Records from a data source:

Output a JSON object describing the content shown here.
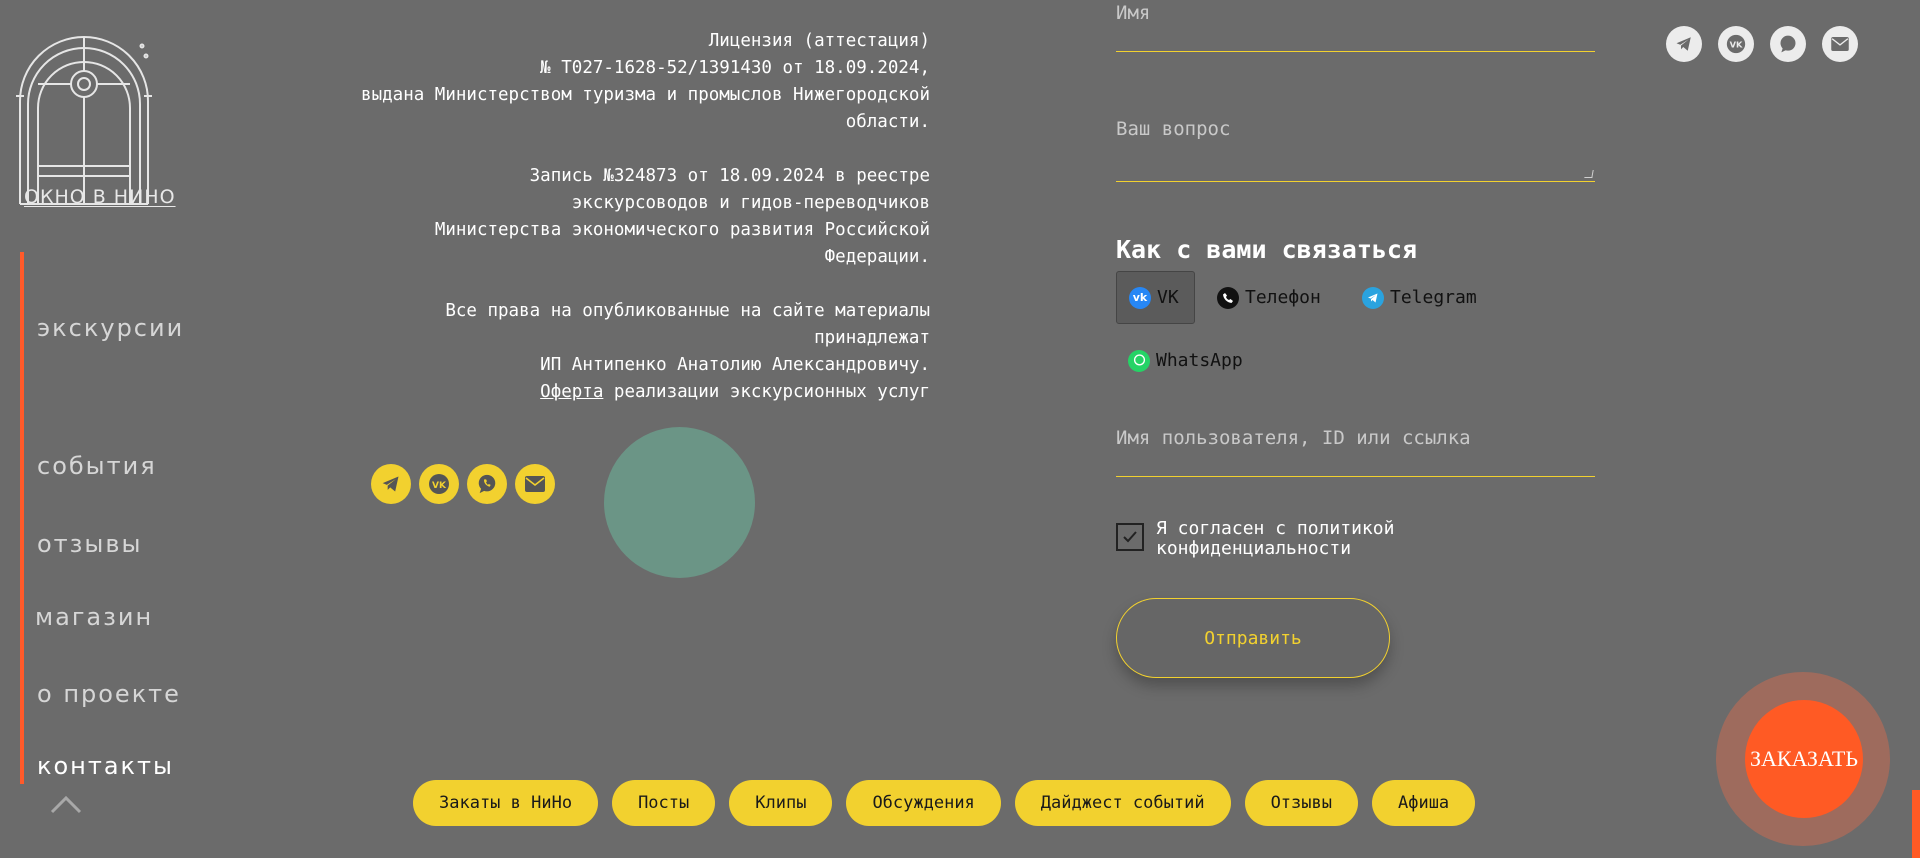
{
  "logo": {
    "text": "ОКНО В НИНО"
  },
  "nav": {
    "items": [
      {
        "label": "экскурсии"
      },
      {
        "label": "события"
      },
      {
        "label": "отзывы"
      },
      {
        "label": "магазин"
      },
      {
        "label": "о проекте"
      },
      {
        "label": "контакты"
      }
    ],
    "active": "контакты"
  },
  "license": {
    "p1": [
      "Лицензия (аттестация)",
      "№ Т027-1628-52/1391430 от 18.09.2024,",
      "выдана Министерством туризма и промыслов Нижегородской",
      "области."
    ],
    "p2": [
      "Запись №324873 от 18.09.2024 в реестре",
      "экскурсоводов и гидов-переводчиков",
      "Министерства экономического развития Российской",
      "Федерации."
    ],
    "p3": [
      "Все права на опубликованные на сайте материалы",
      "принадлежат",
      "ИП Антипенко Анатолию Александровичу."
    ],
    "offer_link": "Оферта",
    "offer_rest": " реализации экскурсионных услуг"
  },
  "form": {
    "name_placeholder": "Имя",
    "question_placeholder": "Ваш вопрос",
    "contact_title": "Как с вами связаться",
    "methods": [
      {
        "label": "VK",
        "icon": "vk-icon",
        "color": "#2787f5"
      },
      {
        "label": "Телефон",
        "icon": "phone-icon",
        "color": "#111111"
      },
      {
        "label": "Telegram",
        "icon": "telegram-icon",
        "color": "#2aa3df"
      },
      {
        "label": "WhatsApp",
        "icon": "whatsapp-icon",
        "color": "#25d366"
      }
    ],
    "selected_method": "VK",
    "user_placeholder": "Имя пользователя, ID или ссылка",
    "consent_line1": "Я согласен с политикой",
    "consent_line2": "конфиденциальности",
    "consent_checked": true,
    "submit_label": "Отправить"
  },
  "order_button": "ЗАКАЗАТЬ",
  "pills": [
    "Закаты в НиНо",
    "Посты",
    "Клипы",
    "Обсуждения",
    "Дайджест событий",
    "Отзывы",
    "Афиша"
  ],
  "colors": {
    "accent_yellow": "#f2d12f",
    "accent_orange": "#ff5a24",
    "background": "#6b6b6b"
  }
}
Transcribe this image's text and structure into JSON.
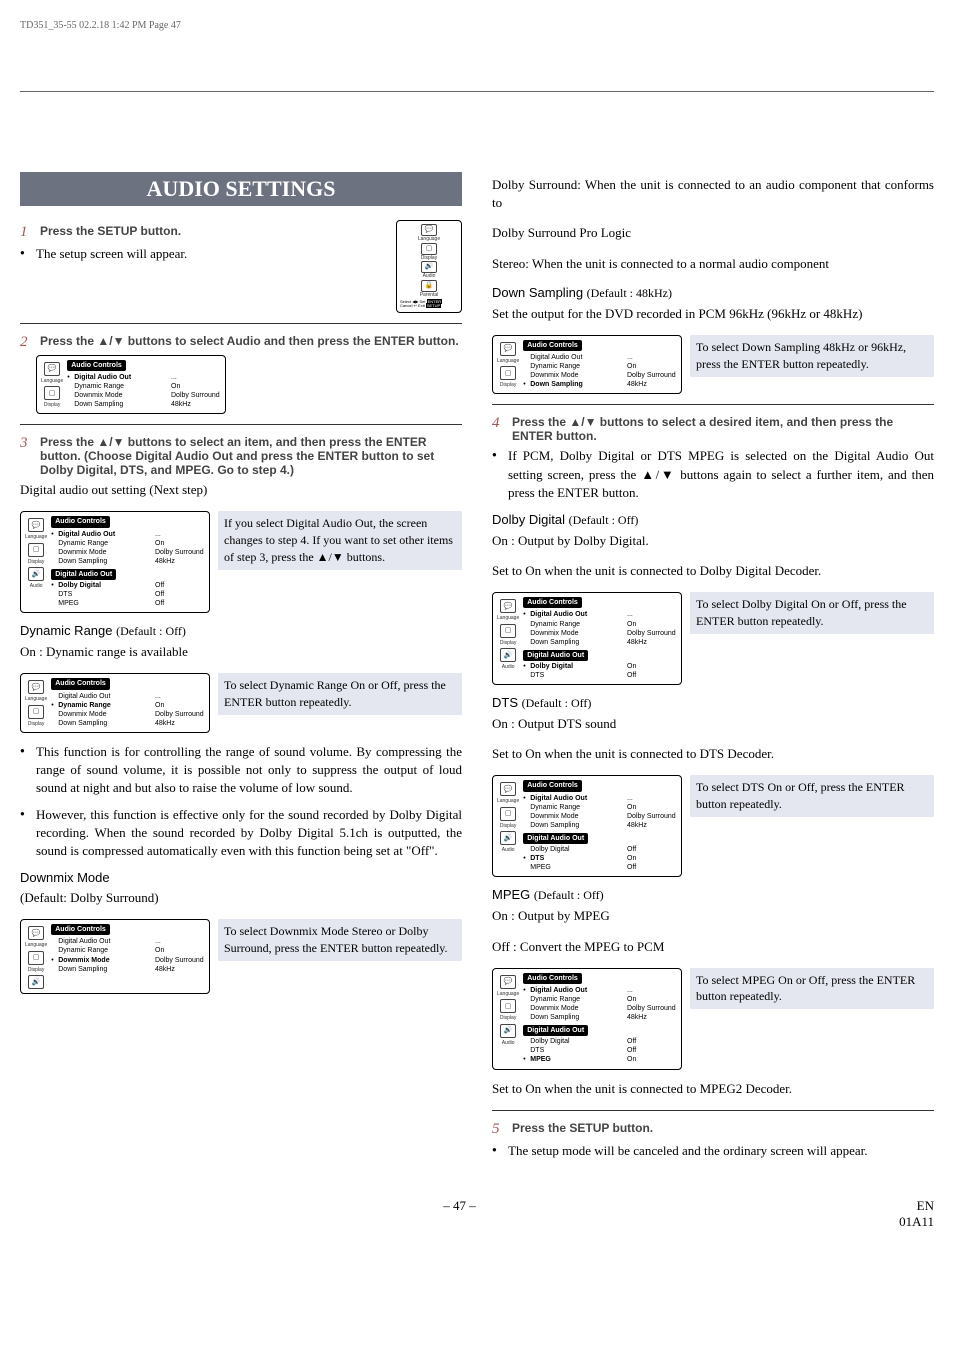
{
  "page_header": "TD351_35-55  02.2.18  1:42 PM  Page 47",
  "title": "AUDIO SETTINGS",
  "left": {
    "step1": {
      "num": "1",
      "text": "Press the SETUP button."
    },
    "step1_note": "The setup screen will appear.",
    "step2": {
      "num": "2",
      "text": "Press the ▲/▼ buttons to select Audio and then press the ENTER button."
    },
    "step3": {
      "num": "3",
      "text": "Press the ▲/▼ buttons to select an item, and then press the ENTER button. (Choose Digital Audio Out and press the ENTER button to set Dolby Digital, DTS, and MPEG. Go to step 4.)"
    },
    "digital_audio_head": "Digital audio out setting (Next step)",
    "digital_audio_caption": "If you select Digital Audio Out, the screen changes to step 4. If you want to set other items of step 3, press the ▲/▼ buttons.",
    "dynamic_head": "Dynamic Range",
    "dynamic_default": "(Default : Off)",
    "dynamic_sub": "On : Dynamic range is available",
    "dynamic_caption": "To select Dynamic Range On or Off, press the ENTER button repeatedly.",
    "dynamic_bul1": "This function is for controlling the range of sound volume. By compressing the range of sound volume, it is possible not only to suppress the output of loud sound at night and but also to raise the volume of low sound.",
    "dynamic_bul2": "However, this function is effective only for the sound recorded by Dolby Digital recording. When the sound recorded by Dolby Digital 5.1ch is outputted, the sound is compressed automatically even with this function being set at \"Off\".",
    "downmix_head": "Downmix Mode",
    "downmix_default": "(Default: Dolby Surround)",
    "downmix_caption": "To select Downmix Mode Stereo or Dolby Surround, press the ENTER button repeatedly."
  },
  "right": {
    "intro1": "Dolby Surround: When the unit is connected to an audio component that conforms to",
    "intro2": "Dolby Surround Pro Logic",
    "intro3": "Stereo: When the unit is connected to a normal audio component",
    "downsamp_head": "Down Sampling",
    "downsamp_default": "(Default : 48kHz)",
    "downsamp_text": "Set the output for the DVD recorded in PCM 96kHz (96kHz or 48kHz)",
    "downsamp_caption": "To select Down Sampling 48kHz or 96kHz, press the ENTER button repeatedly.",
    "step4": {
      "num": "4",
      "text": "Press the ▲/▼ buttons to select a desired item, and then press the ENTER button."
    },
    "step4_note": "If PCM, Dolby Digital or DTS MPEG is selected on the Digital Audio Out setting screen, press the ▲/▼ buttons again to select a further item, and then press the ENTER button.",
    "dolby_head": "Dolby Digital",
    "dolby_default": "(Default : Off)",
    "dolby_on": "On : Output by Dolby Digital.",
    "dolby_text": "Set to On when the unit is connected to Dolby Digital Decoder.",
    "dolby_caption": "To select Dolby Digital On or Off, press the ENTER button repeatedly.",
    "dts_head": "DTS",
    "dts_default": "(Default : Off)",
    "dts_on": "On : Output DTS sound",
    "dts_text": "Set to On when the unit is connected to DTS Decoder.",
    "dts_caption": "To select DTS On or Off, press the ENTER button repeatedly.",
    "mpeg_head": "MPEG",
    "mpeg_default": "(Default : Off)",
    "mpeg_on": "On : Output by MPEG",
    "mpeg_off": "Off : Convert the MPEG to PCM",
    "mpeg_caption": "To select MPEG On or Off, press the ENTER button repeatedly.",
    "mpeg_text": "Set to On when the unit is connected to MPEG2 Decoder.",
    "step5": {
      "num": "5",
      "text": "Press the SETUP button."
    },
    "step5_note": "The setup mode will be canceled and the ordinary screen will appear."
  },
  "menu": {
    "title": "Audio Controls",
    "dao_title": "Digital Audio Out",
    "rows": {
      "dao": {
        "label": "Digital Audio Out",
        "val": "..."
      },
      "dr": {
        "label": "Dynamic Range",
        "val": "On"
      },
      "dm": {
        "label": "Downmix Mode",
        "val": "Dolby Surround"
      },
      "ds": {
        "label": "Down Sampling",
        "val": "48kHz"
      },
      "dd_off": {
        "label": "Dolby Digital",
        "val": "Off"
      },
      "dd_on": {
        "label": "Dolby Digital",
        "val": "On"
      },
      "dts_off": {
        "label": "DTS",
        "val": "Off"
      },
      "dts_on": {
        "label": "DTS",
        "val": "On"
      },
      "mpeg_off": {
        "label": "MPEG",
        "val": "Off"
      },
      "mpeg_on": {
        "label": "MPEG",
        "val": "On"
      }
    },
    "side": {
      "language": "Language",
      "display": "Display",
      "audio": "Audio",
      "parental": "Parental"
    },
    "setupfoot": {
      "select": "Select",
      "set": "Set",
      "cancel": "Cancel",
      "exit": "Exit",
      "enter": "ENTER",
      "setup": "SETUP"
    }
  },
  "footer": {
    "page": "– 47 –",
    "code1": "EN",
    "code2": "01A11"
  }
}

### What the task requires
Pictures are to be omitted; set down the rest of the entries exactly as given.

### Answer area
Output a JSON object describing the content shown here.
{
  "logo": {
    "text": "ОКНО В НИНО"
  },
  "nav": {
    "items": [
      {
        "label": "экскурсии"
      },
      {
        "label": "события"
      },
      {
        "label": "отзывы"
      },
      {
        "label": "магазин"
      },
      {
        "label": "о проекте"
      },
      {
        "label": "контакты"
      }
    ],
    "active": "контакты"
  },
  "license": {
    "p1": [
      "Лицензия (аттестация)",
      "№ Т027-1628-52/1391430 от 18.09.2024,",
      "выдана Министерством туризма и промыслов Нижегородской",
      "области."
    ],
    "p2": [
      "Запись №324873 от 18.09.2024 в реестре",
      "экскурсоводов и гидов-переводчиков",
      "Министерства экономического развития Российской",
      "Федерации."
    ],
    "p3": [
      "Все права на опубликованные на сайте материалы",
      "принадлежат",
      "ИП Антипенко Анатолию Александровичу."
    ],
    "offer_link": "Оферта",
    "offer_rest": " реализации экскурсионных услуг"
  },
  "form": {
    "name_placeholder": "Имя",
    "question_placeholder": "Ваш вопрос",
    "contact_title": "Как с вами связаться",
    "methods": [
      {
        "label": "VK",
        "icon": "vk-icon",
        "color": "#2787f5"
      },
      {
        "label": "Телефон",
        "icon": "phone-icon",
        "color": "#111111"
      },
      {
        "label": "Telegram",
        "icon": "telegram-icon",
        "color": "#2aa3df"
      },
      {
        "label": "WhatsApp",
        "icon": "whatsapp-icon",
        "color": "#25d366"
      }
    ],
    "selected_method": "VK",
    "user_placeholder": "Имя пользователя, ID или ссылка",
    "consent_line1": "Я согласен с политикой",
    "consent_line2": "конфиденциальности",
    "consent_checked": true,
    "submit_label": "Отправить"
  },
  "order_button": "ЗАКАЗАТЬ",
  "pills": [
    "Закаты в НиНо",
    "Посты",
    "Клипы",
    "Обсуждения",
    "Дайджест событий",
    "Отзывы",
    "Афиша"
  ],
  "colors": {
    "accent_yellow": "#f2d12f",
    "accent_orange": "#ff5a24",
    "background": "#6b6b6b"
  }
}
Transcribe this image's text and structure into JSON.
{
  "page_header": "TD351_35-55  02.2.18  1:42 PM  Page 47",
  "title": "AUDIO SETTINGS",
  "left": {
    "step1": {
      "num": "1",
      "text": "Press the SETUP button."
    },
    "step1_note": "The setup screen will appear.",
    "step2": {
      "num": "2",
      "text": "Press the ▲/▼ buttons to select Audio and then press the ENTER button."
    },
    "step3": {
      "num": "3",
      "text": "Press the ▲/▼ buttons to select an item, and then press the ENTER button. (Choose Digital Audio Out and press the ENTER button to set Dolby Digital, DTS, and MPEG. Go to step 4.)"
    },
    "digital_audio_head": "Digital audio out setting (Next step)",
    "digital_audio_caption": "If you select Digital Audio Out, the screen changes to step 4. If you want to set other items of step 3, press the ▲/▼ buttons.",
    "dynamic_head": "Dynamic Range",
    "dynamic_default": "(Default : Off)",
    "dynamic_sub": "On : Dynamic range is available",
    "dynamic_caption": "To select Dynamic Range On or Off, press the ENTER button repeatedly.",
    "dynamic_bul1": "This function is for controlling the range of sound volume. By compressing the range of sound volume, it is possible not only to suppress the output of loud sound at night and but also to raise the volume of low sound.",
    "dynamic_bul2": "However, this function is effective only for the sound recorded by Dolby Digital recording. When the sound recorded by Dolby Digital 5.1ch is outputted, the sound is compressed automatically even with this function being set at \"Off\".",
    "downmix_head": "Downmix Mode",
    "downmix_default": "(Default: Dolby Surround)",
    "downmix_caption": "To select Downmix Mode Stereo or Dolby Surround, press the ENTER button repeatedly."
  },
  "right": {
    "intro1": "Dolby Surround: When the unit is connected to an audio component that conforms to",
    "intro2": "Dolby Surround Pro Logic",
    "intro3": "Stereo: When the unit is connected to a normal audio component",
    "downsamp_head": "Down Sampling",
    "downsamp_default": "(Default : 48kHz)",
    "downsamp_text": "Set the output for the DVD recorded in PCM 96kHz (96kHz or 48kHz)",
    "downsamp_caption": "To select Down Sampling 48kHz or 96kHz, press the ENTER button repeatedly.",
    "step4": {
      "num": "4",
      "text": "Press the ▲/▼ buttons to select a desired item, and then press the ENTER button."
    },
    "step4_note": "If PCM, Dolby Digital or DTS MPEG is selected on the Digital Audio Out setting screen, press the ▲/▼ buttons again to select a further item, and then press the ENTER button.",
    "dolby_head": "Dolby Digital",
    "dolby_default": "(Default : Off)",
    "dolby_on": "On : Output by Dolby Digital.",
    "dolby_text": "Set to On when the unit is connected to Dolby Digital Decoder.",
    "dolby_caption": "To select Dolby Digital On or Off, press the ENTER button repeatedly.",
    "dts_head": "DTS",
    "dts_default": "(Default : Off)",
    "dts_on": "On : Output DTS sound",
    "dts_text": "Set to On when the unit is connected to DTS Decoder.",
    "dts_caption": "To select DTS On or Off, press the ENTER button repeatedly.",
    "mpeg_head": "MPEG",
    "mpeg_default": "(Default : Off)",
    "mpeg_on": "On : Output by MPEG",
    "mpeg_off": "Off : Convert the MPEG to PCM",
    "mpeg_caption": "To select MPEG On or Off, press the ENTER button repeatedly.",
    "mpeg_text": "Set to On when the unit is connected to MPEG2 Decoder.",
    "step5": {
      "num": "5",
      "text": "Press the SETUP button."
    },
    "step5_note": "The setup mode will be canceled and the ordinary screen will appear."
  },
  "menu": {
    "title": "Audio Controls",
    "dao_title": "Digital Audio Out",
    "rows": {
      "dao": {
        "label": "Digital Audio Out",
        "val": "..."
      },
      "dr": {
        "label": "Dynamic Range",
        "val": "On"
      },
      "dm": {
        "label": "Downmix Mode",
        "val": "Dolby Surround"
      },
      "ds": {
        "label": "Down Sampling",
        "val": "48kHz"
      },
      "dd_off": {
        "label": "Dolby Digital",
        "val": "Off"
      },
      "dd_on": {
        "label": "Dolby Digital",
        "val": "On"
      },
      "dts_off": {
        "label": "DTS",
        "val": "Off"
      },
      "dts_on": {
        "label": "DTS",
        "val": "On"
      },
      "mpeg_off": {
        "label": "MPEG",
        "val": "Off"
      },
      "mpeg_on": {
        "label": "MPEG",
        "val": "On"
      }
    },
    "side": {
      "language": "Language",
      "display": "Display",
      "audio": "Audio",
      "parental": "Parental"
    },
    "setupfoot": {
      "select": "Select",
      "set": "Set",
      "cancel": "Cancel",
      "exit": "Exit",
      "enter": "ENTER",
      "setup": "SETUP"
    }
  },
  "footer": {
    "page": "– 47 –",
    "code1": "EN",
    "code2": "01A11"
  }
}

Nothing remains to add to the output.